- Thread Starter
- 31-05-2017 11:21
- 31-05-2017 15:33
I really resented being forced to do MoV over something like Macbeth, but when i sat the paper (like last week) i was actually ok with it. I did OCR btw, you probs do AQA i imagine, but i dont think it should be too different.
My advice is to just get quotes for every character and theme; i learned so many so i could talk about nearly anything, and although it may be hard to learn them all, some quotes are quite versatile and useful for many things. I doubt you will learn them all in a few days, but by the time your ACTUAL gcse's come next year, you should be prepared!! Start learning early. Make a quote bank, and learn it.
Anyway, learn quotes about the important characters: 1. Shylock, 2. Portia, and 3. Antonio and Bassanio (Ant and Bass are basically the same people, only their friendship is important between them...Antonio on his own is rather a boring character, he is only interesting with his interactions with Bass and Shylock with love and hatred). These 4 characters are the big ones - i wouldn't waste time learning anything about Gratiano or Lorenzo or Launcelot or whatever unless you really like them, and there will always be a question on either a big character or a big theme (even if it is a disguised question)

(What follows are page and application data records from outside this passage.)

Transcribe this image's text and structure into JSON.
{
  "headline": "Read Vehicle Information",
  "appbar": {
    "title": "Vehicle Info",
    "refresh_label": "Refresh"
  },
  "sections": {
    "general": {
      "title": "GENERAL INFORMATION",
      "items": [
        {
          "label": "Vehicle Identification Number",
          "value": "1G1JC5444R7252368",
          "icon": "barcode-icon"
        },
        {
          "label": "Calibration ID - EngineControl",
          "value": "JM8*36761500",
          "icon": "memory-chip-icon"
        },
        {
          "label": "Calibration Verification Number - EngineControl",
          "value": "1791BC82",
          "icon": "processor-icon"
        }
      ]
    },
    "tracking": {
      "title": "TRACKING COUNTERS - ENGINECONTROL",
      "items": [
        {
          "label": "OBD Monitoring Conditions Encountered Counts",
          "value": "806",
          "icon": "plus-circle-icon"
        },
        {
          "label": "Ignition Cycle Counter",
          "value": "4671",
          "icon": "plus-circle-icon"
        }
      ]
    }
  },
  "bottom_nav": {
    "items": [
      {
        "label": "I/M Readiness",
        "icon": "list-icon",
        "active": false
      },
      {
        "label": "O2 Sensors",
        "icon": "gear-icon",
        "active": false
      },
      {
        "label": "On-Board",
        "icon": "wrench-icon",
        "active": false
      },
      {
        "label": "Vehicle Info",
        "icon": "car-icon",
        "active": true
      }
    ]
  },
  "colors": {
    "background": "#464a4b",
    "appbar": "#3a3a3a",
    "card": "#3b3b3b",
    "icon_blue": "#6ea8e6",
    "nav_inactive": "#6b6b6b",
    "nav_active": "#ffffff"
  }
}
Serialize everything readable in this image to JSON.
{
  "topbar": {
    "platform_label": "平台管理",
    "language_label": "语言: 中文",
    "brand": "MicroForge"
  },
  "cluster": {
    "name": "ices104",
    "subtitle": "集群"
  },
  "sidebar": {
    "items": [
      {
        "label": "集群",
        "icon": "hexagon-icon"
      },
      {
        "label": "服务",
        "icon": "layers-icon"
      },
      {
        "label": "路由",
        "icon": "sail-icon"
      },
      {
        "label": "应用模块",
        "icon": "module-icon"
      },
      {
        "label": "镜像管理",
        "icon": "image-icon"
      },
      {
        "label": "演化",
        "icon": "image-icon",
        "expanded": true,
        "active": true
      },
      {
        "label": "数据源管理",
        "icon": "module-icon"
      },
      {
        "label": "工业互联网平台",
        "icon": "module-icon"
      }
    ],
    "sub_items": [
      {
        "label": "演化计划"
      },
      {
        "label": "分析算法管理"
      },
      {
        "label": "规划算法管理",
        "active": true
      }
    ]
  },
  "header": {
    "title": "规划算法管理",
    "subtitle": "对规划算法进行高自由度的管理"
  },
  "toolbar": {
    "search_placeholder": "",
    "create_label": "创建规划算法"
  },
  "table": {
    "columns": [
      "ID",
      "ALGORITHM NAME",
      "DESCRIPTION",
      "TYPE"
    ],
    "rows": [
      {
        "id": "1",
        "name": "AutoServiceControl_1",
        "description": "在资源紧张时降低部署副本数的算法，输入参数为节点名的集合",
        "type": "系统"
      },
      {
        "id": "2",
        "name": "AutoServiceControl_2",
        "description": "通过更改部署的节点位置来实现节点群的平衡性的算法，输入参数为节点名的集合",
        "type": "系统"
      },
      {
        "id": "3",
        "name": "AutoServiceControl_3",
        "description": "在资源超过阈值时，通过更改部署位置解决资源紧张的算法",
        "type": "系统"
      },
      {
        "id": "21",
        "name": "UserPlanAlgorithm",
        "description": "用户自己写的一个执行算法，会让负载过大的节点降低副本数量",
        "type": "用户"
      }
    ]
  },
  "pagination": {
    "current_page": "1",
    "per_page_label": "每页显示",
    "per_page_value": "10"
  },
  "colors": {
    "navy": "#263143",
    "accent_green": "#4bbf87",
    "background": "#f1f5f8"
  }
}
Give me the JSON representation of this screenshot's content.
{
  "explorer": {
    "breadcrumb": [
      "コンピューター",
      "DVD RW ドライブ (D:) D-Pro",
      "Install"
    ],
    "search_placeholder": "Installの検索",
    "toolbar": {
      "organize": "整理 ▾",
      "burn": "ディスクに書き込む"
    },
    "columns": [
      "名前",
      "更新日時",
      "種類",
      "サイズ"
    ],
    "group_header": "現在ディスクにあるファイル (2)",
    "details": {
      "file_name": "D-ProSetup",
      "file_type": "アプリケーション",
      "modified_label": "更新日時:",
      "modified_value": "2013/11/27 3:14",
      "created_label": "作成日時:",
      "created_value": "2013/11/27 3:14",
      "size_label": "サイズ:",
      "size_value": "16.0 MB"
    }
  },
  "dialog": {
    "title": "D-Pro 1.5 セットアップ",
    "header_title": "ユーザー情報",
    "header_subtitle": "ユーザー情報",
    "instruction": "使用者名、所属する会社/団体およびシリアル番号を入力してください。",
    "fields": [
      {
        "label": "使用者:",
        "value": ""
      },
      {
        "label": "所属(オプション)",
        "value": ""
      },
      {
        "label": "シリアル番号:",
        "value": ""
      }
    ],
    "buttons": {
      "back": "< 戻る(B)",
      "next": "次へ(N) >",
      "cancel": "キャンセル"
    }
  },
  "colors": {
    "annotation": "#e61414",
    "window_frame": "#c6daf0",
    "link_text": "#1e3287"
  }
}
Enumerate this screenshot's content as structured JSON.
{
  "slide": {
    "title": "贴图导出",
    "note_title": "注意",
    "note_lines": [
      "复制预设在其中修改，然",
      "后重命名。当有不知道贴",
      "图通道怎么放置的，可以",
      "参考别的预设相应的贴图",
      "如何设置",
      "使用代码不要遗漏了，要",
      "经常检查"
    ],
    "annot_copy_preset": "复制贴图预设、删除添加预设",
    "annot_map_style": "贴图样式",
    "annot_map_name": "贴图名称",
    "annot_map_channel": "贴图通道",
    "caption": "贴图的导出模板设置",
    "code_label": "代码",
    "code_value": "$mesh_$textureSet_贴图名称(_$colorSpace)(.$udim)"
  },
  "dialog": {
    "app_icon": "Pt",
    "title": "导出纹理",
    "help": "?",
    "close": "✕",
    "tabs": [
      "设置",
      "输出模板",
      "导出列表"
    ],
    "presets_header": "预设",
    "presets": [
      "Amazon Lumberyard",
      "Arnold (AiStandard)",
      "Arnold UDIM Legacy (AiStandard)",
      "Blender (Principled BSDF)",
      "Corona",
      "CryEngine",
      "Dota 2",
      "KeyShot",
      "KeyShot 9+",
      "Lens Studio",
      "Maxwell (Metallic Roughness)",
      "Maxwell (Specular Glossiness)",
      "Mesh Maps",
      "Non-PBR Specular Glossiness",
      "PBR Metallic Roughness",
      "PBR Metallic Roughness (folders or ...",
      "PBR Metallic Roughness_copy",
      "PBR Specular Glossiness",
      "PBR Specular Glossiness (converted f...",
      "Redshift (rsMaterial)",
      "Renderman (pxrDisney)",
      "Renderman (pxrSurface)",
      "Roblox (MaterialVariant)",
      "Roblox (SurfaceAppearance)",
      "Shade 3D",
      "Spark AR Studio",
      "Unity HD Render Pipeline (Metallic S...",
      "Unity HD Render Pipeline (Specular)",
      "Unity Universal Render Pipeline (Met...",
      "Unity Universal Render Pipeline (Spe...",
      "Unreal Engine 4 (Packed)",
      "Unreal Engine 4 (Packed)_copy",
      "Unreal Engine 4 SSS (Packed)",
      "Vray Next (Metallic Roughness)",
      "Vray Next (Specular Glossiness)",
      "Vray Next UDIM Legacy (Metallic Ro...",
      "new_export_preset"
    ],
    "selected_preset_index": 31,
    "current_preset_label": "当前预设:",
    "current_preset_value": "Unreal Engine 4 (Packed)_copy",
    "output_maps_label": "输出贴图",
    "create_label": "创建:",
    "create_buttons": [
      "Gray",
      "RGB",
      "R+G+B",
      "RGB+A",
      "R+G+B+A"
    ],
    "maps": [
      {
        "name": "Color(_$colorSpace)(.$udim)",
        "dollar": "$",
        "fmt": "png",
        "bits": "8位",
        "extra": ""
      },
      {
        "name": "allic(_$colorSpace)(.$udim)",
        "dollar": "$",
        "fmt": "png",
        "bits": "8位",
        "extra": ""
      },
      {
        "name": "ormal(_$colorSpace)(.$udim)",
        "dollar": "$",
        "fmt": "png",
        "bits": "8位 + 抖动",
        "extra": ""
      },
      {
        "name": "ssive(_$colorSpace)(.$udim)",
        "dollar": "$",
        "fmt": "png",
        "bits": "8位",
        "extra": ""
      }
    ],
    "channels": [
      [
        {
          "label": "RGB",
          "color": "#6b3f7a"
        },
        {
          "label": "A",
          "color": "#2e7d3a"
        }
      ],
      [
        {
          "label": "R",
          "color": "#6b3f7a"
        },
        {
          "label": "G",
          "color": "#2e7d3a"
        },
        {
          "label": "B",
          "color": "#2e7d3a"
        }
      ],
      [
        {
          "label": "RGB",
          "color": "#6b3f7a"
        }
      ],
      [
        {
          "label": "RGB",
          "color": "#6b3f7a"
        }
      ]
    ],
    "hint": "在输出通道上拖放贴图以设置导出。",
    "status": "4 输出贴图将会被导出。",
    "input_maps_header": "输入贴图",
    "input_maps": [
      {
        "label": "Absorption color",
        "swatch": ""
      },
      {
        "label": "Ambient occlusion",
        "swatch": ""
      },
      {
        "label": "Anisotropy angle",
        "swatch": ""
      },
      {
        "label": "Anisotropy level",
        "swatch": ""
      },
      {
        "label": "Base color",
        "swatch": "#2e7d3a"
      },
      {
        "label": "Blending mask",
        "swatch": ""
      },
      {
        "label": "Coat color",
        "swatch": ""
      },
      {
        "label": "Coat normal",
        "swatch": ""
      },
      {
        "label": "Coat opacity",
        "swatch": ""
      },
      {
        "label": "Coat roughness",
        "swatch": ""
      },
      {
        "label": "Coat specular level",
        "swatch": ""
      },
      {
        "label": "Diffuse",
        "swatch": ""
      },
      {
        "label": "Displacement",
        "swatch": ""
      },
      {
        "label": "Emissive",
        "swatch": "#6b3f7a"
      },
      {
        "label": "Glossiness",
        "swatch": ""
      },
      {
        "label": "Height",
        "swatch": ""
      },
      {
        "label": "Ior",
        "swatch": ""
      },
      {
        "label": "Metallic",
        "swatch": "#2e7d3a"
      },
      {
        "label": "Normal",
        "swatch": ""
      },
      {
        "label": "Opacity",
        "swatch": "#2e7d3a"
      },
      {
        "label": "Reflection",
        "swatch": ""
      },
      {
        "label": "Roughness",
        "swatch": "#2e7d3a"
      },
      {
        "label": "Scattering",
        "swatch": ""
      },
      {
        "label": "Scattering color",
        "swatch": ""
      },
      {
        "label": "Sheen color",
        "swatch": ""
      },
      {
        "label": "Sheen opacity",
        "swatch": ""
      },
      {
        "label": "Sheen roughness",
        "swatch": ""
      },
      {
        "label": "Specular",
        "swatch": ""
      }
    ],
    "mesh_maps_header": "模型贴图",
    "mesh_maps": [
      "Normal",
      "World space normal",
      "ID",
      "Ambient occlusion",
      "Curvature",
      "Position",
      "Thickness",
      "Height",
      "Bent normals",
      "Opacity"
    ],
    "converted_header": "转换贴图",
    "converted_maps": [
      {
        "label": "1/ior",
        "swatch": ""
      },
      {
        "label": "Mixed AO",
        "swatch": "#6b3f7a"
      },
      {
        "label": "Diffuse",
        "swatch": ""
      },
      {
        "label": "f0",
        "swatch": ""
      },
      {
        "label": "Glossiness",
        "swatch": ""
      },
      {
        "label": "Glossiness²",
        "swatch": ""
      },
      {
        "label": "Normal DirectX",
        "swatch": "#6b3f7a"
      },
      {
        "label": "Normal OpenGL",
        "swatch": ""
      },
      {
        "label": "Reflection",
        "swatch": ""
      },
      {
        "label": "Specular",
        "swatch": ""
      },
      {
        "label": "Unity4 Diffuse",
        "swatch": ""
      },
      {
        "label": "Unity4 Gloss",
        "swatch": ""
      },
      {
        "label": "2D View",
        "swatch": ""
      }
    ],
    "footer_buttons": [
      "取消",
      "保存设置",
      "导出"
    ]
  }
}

Big themes are.... 1. Love and friendship (between Portia and Bassanio, Ant and Bass etc) 2. Revenge/Hatred (Ant and Shylock and just anything that shows hatred!) 3. Money/greed (very big topic for shylock). 4. Prejudice (but you can include this as part of hatred). 5. Mercy - basically Portia sees mercy, how the rest of the christians see mercy, and how Shylock see mercy (hint, he doesn't!)
Then consider how each is related; for example, money vs love - Does Bass only go for Portia out of love, or for her wealth? Is Bass friends with Antonio just to fund his expeditions to court women? (Initially yes, the friendship is very one-sided - but by the end of the play we see Bass has a newfound appreciation of Ant, shown by how he was willing to sacrifice everything for Ant, there are a couple of good quotes in Act 4 scene 1 for this in the trial scene). There is a quote for everything - you just gotta find it.
Smaller themes include: 6. Deception/Appearance vs Reality (with all the women dressing up, the dramatic irony in the Court scene, with just anything that has a hidden meaning/motive behind it like with the caskets too.) 7. Luck/Misfortune (very small theme, luck with caskets and misfortune with Antonio's ships) I wouldn't stress too much about the caskets. A question would probs never be centered around these themes. Just on the off chance you can include something about it, it might help, but isn't necessary.
My exam question was about (I don't know whether im actually allowed to say it word for word, so ill paraphrase) how Shylock feels towards Jessica and whether it's right for him to feel that way (a "how far do you agree", question), essentially. On the surface it may be tricky, but its just saying why Shylock hates Jessica and whether she deserves it or not. For example, he hates the fact that she gave his wife's ring away - this was a cruel act and so we sympathise with Shylock. Yet, Jessica is also the poor, oppressed Jew of the daughter, whose "house is hell", and therefore the argument goes both ways. And you can include the big themes in nearly any question: like money - we can consider how Shylock values his money over his daughter. Or revenge/hatred, the way he would rather his daughter be "dead at my foot and the jewels in his ear" (both revenge and money in that quote!).
If you are doing AQA, i don't really know how your exam paper is structured. For OCR we got a choice of 2 questions, 1 is looking at an extract they give us and exploring how something is 'presented' and elsewhere in the play too, or the other question is a statement and we write about how far we agree with it. I did the statement one, which i explained above.
To summarise....learn lots and lots of quotes, but make sure you understand what they mean and what they show. Sorry if it's different for Aqa, but it really shouldn't be!! You should have an idea by now about what could be on your exam paper if you have done the practise paper/specimen, and so you should know whether to focus on themes or characters or whatever the question usually asks about. Either way, learn quotes is my advice.
Hope its useful, GL